"No bill shall become a law until the same shall have been signed by the presiding officer of each of the two houses in open session, and under such rules as the legislature shall prescribe."
"No bill shall beconsidered in either house unless the time of its introduction shall have been at least ten days before the final adjournment of the legislature, unless the legislature shall otherwise direct by a vote of two-thirds of all the members elected to each house, said vote to be taken by yeas and nays and entered upon the journal, or unless the same be at a special session." (Emphasis supplied.)
[[Orig. Op. Page 10]]
See, also, Article XXIII, § 1, of the state Constitution, which reads as follows:
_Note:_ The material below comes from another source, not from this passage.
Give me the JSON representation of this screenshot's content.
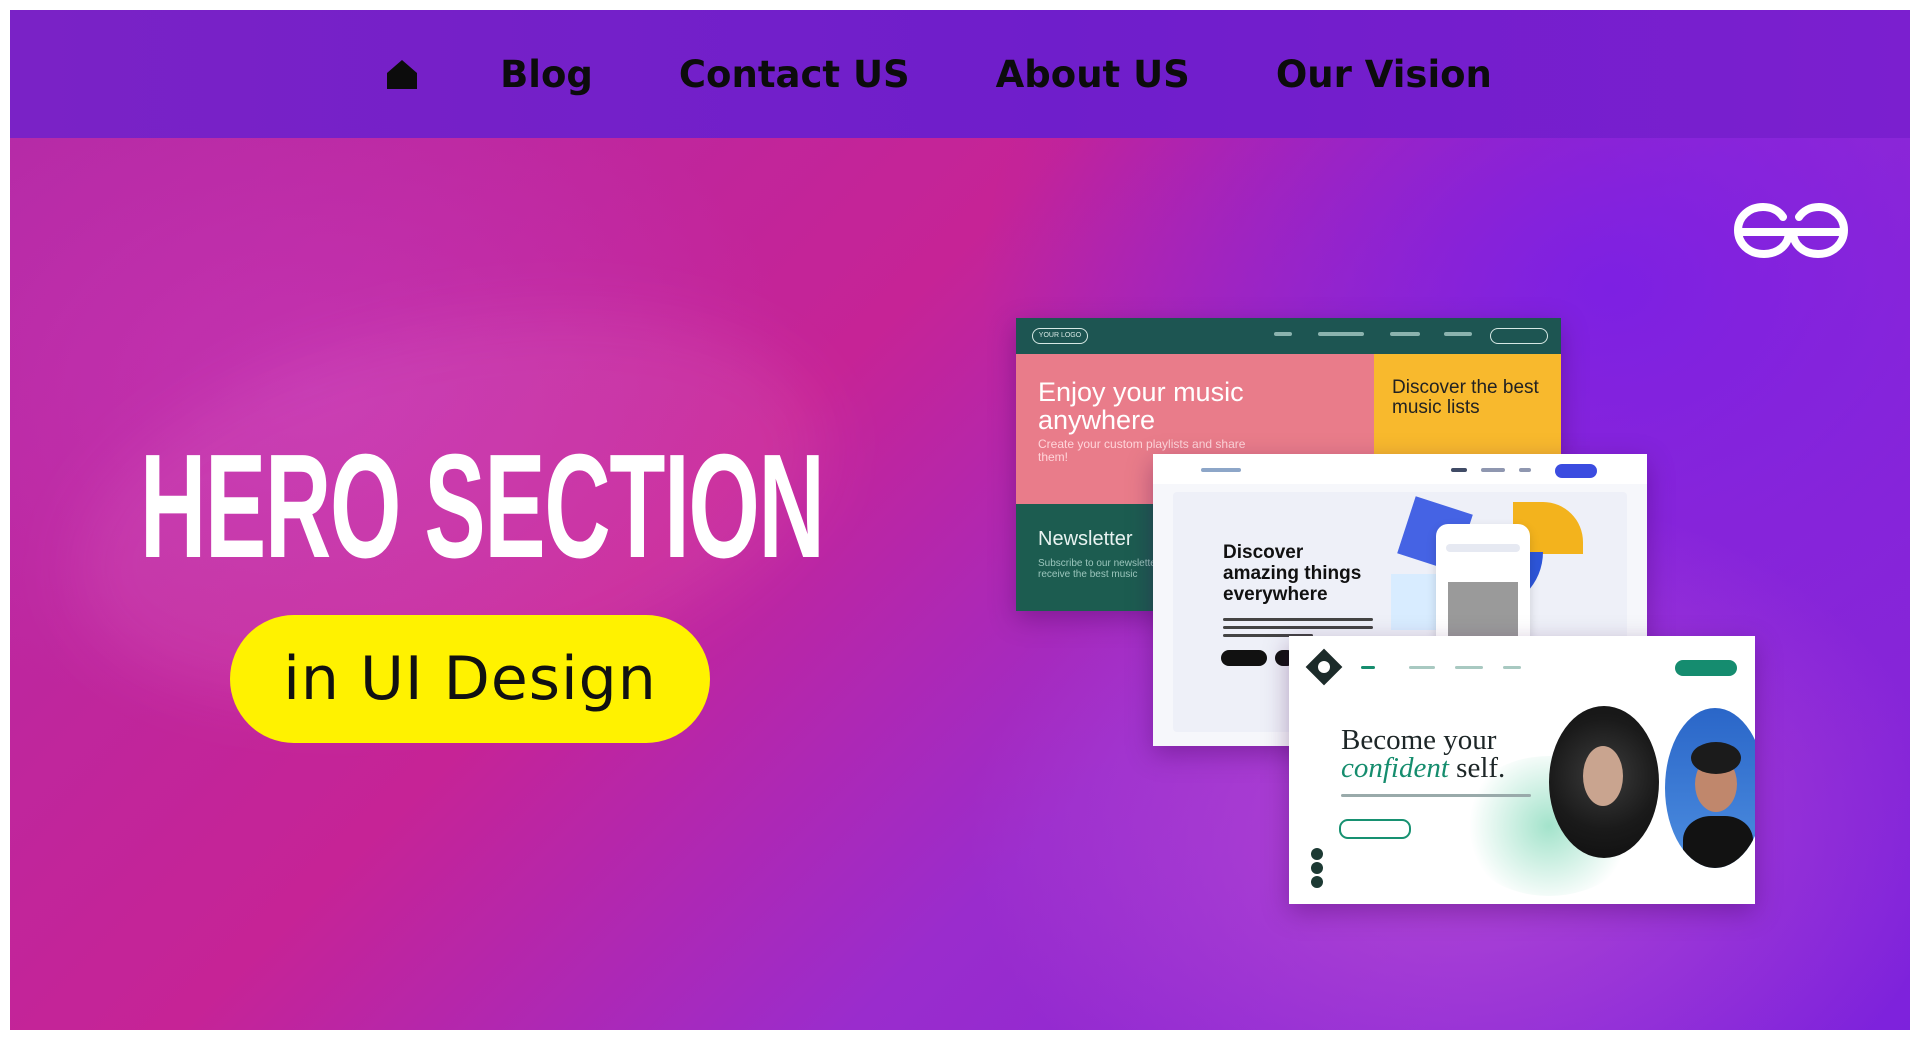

"Any amendment or amendments to this Constitution may be proposed in either branch of the legislature; and if the same shall be agreed to by two-thirds of the members elected to each of the two houses, such proposed amendment or amendments shall be entered on their journals, with the ayes and noes thereon, and be submitted to the qualified electors of the state for their approval, at the next general election; and if the people approve and ratify such amendment or amendments, by a majority of the electors voting thereon, the same shall become part of this Constitution, and proclamation thereof shall be made by the governor:Provided, That if more than one amendment be submitted, they shall be submitted in such a manner that the people may vote for or against such amendments separately. The legislature shall also cause notice of the amendments that are to be submitted to the people to be published at least four times during the four weeks next preceding the election in every legal newspaper in the state:Provided, That failure of any newspaper to publish this notice shall not be interpreted as affecting the outcome of the election."
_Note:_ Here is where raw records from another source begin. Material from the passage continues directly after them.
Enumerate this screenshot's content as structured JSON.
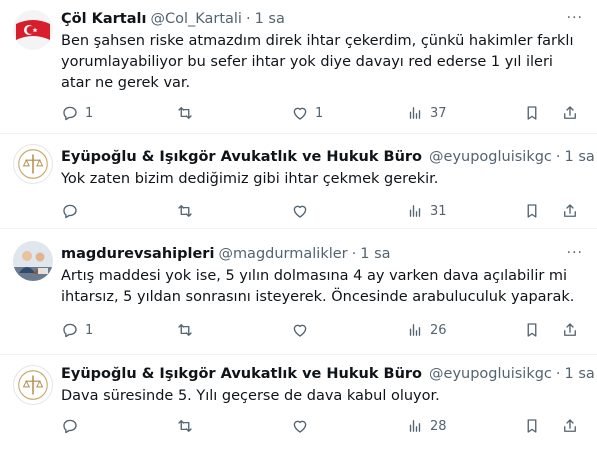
{
  "tweets": [
    {
      "name": "Çöl Kartalı",
      "handle": "@Col_Kartali",
      "time": "1 sa",
      "text": "Ben şahsen riske atmazdım direk ihtar çekerdim, çünkü hakimler farklı yorumlayabiliyor bu sefer ihtar yok diye davayı red ederse 1 yıl ileri atar ne gerek var.",
      "replies": "1",
      "retweets": "",
      "likes": "1",
      "views": "37",
      "verified": false,
      "avatar": "flag-avatar"
    },
    {
      "name": "Eyüpoğlu & Işıkgör Avukatlık ve Hukuk Büro",
      "handle": "@eyupogluisikgc",
      "time": "1 sa",
      "text": "Yok zaten bizim dediğimiz gibi ihtar çekmek gerekir.",
      "replies": "",
      "retweets": "",
      "likes": "",
      "views": "31",
      "verified": true,
      "avatar": "law-logo-avatar"
    },
    {
      "name": "magdurevsahipleri",
      "handle": "@magdurmalikler",
      "time": "1 sa",
      "text": "Artış maddesi yok ise, 5 yılın dolmasına 4 ay varken dava açılabilir mi ihtarsız, 5 yıldan sonrasını isteyerek. Öncesinde arabuluculuk yaparak.",
      "replies": "1",
      "retweets": "",
      "likes": "",
      "views": "26",
      "verified": false,
      "avatar": "people-avatar"
    },
    {
      "name": "Eyüpoğlu & Işıkgör Avukatlık ve Hukuk Büro",
      "handle": "@eyupogluisikgc",
      "time": "1 sa",
      "text": "Dava süresinde 5. Yılı geçerse de dava kabul oluyor.",
      "replies": "",
      "retweets": "",
      "likes": "",
      "views": "28",
      "verified": true,
      "avatar": "law-logo-avatar"
    }
  ],
  "colors": {
    "text": "#0f1419",
    "muted": "#536471",
    "verified": "#1d9bf0",
    "divider": "#eff3f4"
  },
  "more_glyph": "···",
  "dot": "·"
}
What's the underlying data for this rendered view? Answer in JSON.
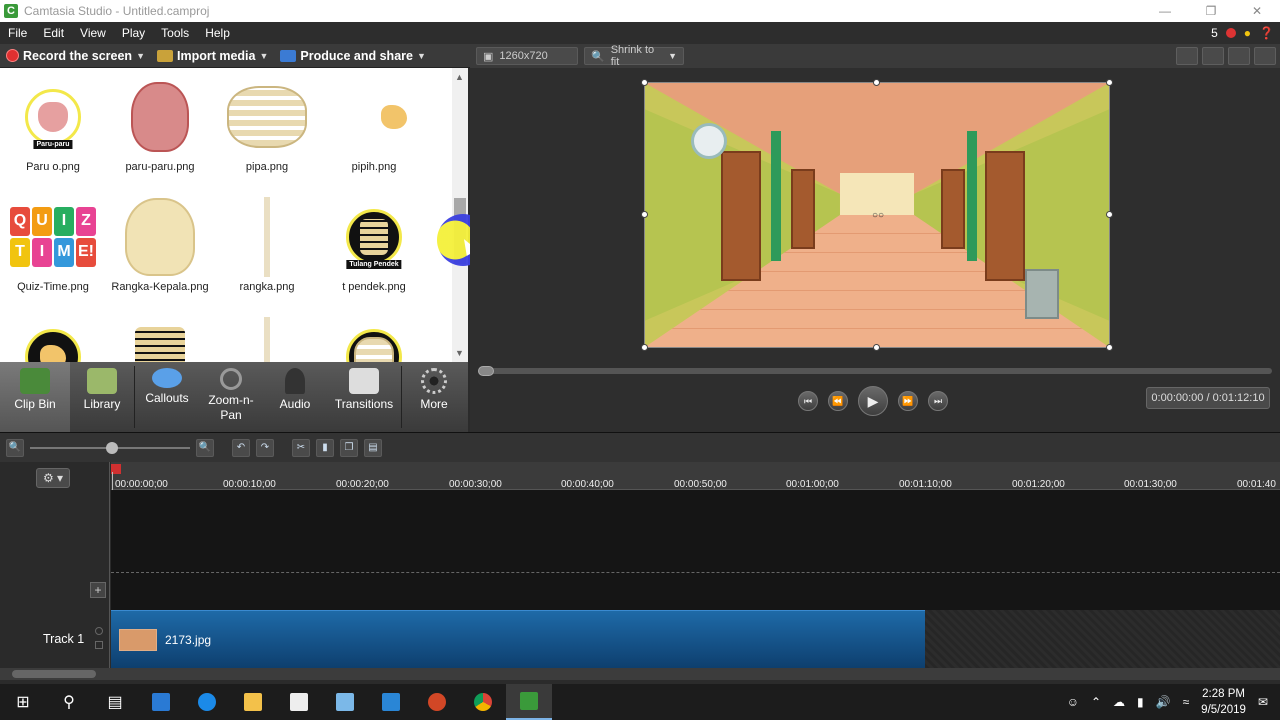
{
  "window": {
    "title": "Camtasia Studio - Untitled.camproj",
    "app_icon": "C"
  },
  "menu": {
    "items": [
      "File",
      "Edit",
      "View",
      "Play",
      "Tools",
      "Help"
    ],
    "notif_count": "5"
  },
  "tasks": {
    "record": "Record the screen",
    "import": "Import media",
    "produce": "Produce and share"
  },
  "clips": [
    {
      "label": "Paru o.png",
      "tag": "Paru-paru"
    },
    {
      "label": "paru-paru.png"
    },
    {
      "label": "pipa.png"
    },
    {
      "label": "pipih.png"
    },
    {
      "label": "Quiz-Time.png"
    },
    {
      "label": "Rangka-Kepala.png"
    },
    {
      "label": "rangka.png"
    },
    {
      "label": "t pendek.png",
      "tag": "Tulang Pendek"
    }
  ],
  "quiz_letters": [
    "Q",
    "U",
    "I",
    "Z",
    "T",
    "I",
    "M",
    "E!"
  ],
  "tools": {
    "clip_bin": "Clip Bin",
    "library": "Library",
    "callouts": "Callouts",
    "zoom": "Zoom-n-Pan",
    "audio": "Audio",
    "transitions": "Transitions",
    "more": "More"
  },
  "preview": {
    "resolution": "1260x720",
    "zoom": "Shrink to fit",
    "timecode": "0:00:00:00 / 0:01:12:10"
  },
  "timeline": {
    "ticks": [
      "00:00:00;00",
      "00:00:10;00",
      "00:00:20;00",
      "00:00:30;00",
      "00:00:40;00",
      "00:00:50;00",
      "00:01:00;00",
      "00:01:10;00",
      "00:01:20;00",
      "00:01:30;00",
      "00:01:40"
    ],
    "track_label": "Track 1",
    "clip_name": "2173.jpg"
  },
  "taskbar": {
    "time": "2:28 PM",
    "date": "9/5/2019"
  }
}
*** FOOTNOTES ***
1/Our court stated that it would refrain from interfering in the procedural activities of the legislature as a co-ordinate branch of state government. InState ex rel. Daschbach v. Meyers, 38 Wn. (2d) 330, 332, 229 P. (2d) 506 (1951), relators sought a writ of mandate directing the respondents to affix the true date of the passage of a bill. The court said:
"There is still another reason why the writ should not issue. The legislature and this court are co-ordinate [[coordinate]]branches of our state government, and we cannot interfere with the legislature in its legislative processes, but are limited to a consideration of the constitutionality and interpretation of its acts."
See, also,Smith v. Centralia, 55 Wash. 573, 104 Pac. 797 (1909); State ex rel. Gunning v. Odell, 58 Wn. (2d) 275, 362 P. (2d) 254 (1961); and State ex rel. Berry v. Superior Court, 92 Wash. 16, 159 Pac. 92 (1916).
2/In the course of its opinion, the court in the Jones case, supra, made reference to a Louisiana case which may be of particular interest in connection with the question you have raised. The Louisiana Constitution (unlike the Washington Constitution) requires bills to be read a certain number of times. Our court said at page 470:
"In the State of Louisiana, when the Constitution of that state contained, among other mandatory provisions, one requiring it to keep a journal, and the express provision that 'no bill shall have the force of a law until on three several days it be read in each house of the general assembly, and free discussion allowed thereon, unless four-fifths of the house where the bill is pending may deem it expedient to dispense with the rule,' the supreme court of that state in the case of theLouisiana State Lottery Co. v. Richoux, 23 La. An. 743 [[23 La. Ann. 743]], directly held that the 23 La. An. 743, directly held that the enrolled bill was conclusive upon the courts of the fact that all constitutional requirements had been complied with in its passage.
"InWhited v. Lewis, 25 La. An. 568 [[25 La. Ann. 568]], the "InWhited v. Lewis, 25 La. An. 568, the question was again before the court, and the same doctrine was unhesitatingly announced."